> [EXERCISE] Scan the records for the string "name", then copy each line that has it.
*** RECORDS FOR THIS TASK ***
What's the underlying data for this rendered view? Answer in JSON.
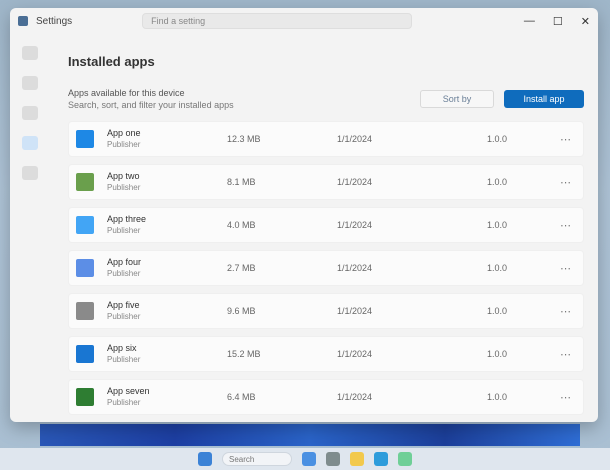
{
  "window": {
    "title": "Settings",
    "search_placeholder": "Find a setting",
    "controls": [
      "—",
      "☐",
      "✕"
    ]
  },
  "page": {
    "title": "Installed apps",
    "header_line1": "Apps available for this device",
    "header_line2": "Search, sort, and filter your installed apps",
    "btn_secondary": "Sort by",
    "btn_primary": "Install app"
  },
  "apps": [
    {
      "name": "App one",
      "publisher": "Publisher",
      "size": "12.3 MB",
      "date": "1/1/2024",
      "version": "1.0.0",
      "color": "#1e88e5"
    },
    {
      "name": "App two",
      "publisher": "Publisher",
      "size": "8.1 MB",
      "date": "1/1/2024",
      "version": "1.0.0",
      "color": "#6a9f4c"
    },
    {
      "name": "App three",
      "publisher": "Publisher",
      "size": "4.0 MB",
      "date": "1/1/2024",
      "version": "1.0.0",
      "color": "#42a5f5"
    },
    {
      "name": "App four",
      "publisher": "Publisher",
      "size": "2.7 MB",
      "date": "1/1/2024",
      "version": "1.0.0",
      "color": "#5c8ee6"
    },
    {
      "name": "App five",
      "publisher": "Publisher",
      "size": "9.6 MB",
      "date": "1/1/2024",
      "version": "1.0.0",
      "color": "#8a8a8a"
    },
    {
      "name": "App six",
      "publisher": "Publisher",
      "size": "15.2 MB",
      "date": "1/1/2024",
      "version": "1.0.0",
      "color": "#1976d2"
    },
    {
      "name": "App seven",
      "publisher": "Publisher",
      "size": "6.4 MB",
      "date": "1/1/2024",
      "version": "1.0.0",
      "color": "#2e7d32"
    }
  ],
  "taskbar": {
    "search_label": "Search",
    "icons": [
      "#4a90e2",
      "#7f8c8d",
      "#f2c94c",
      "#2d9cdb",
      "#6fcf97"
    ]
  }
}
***
> [TASK SOLUTION]
      "name": "App one",
      "name": "App two",
      "name": "App three",
      "name": "App four",
      "name": "App five",
      "name": "App six",
      "name": "App seven",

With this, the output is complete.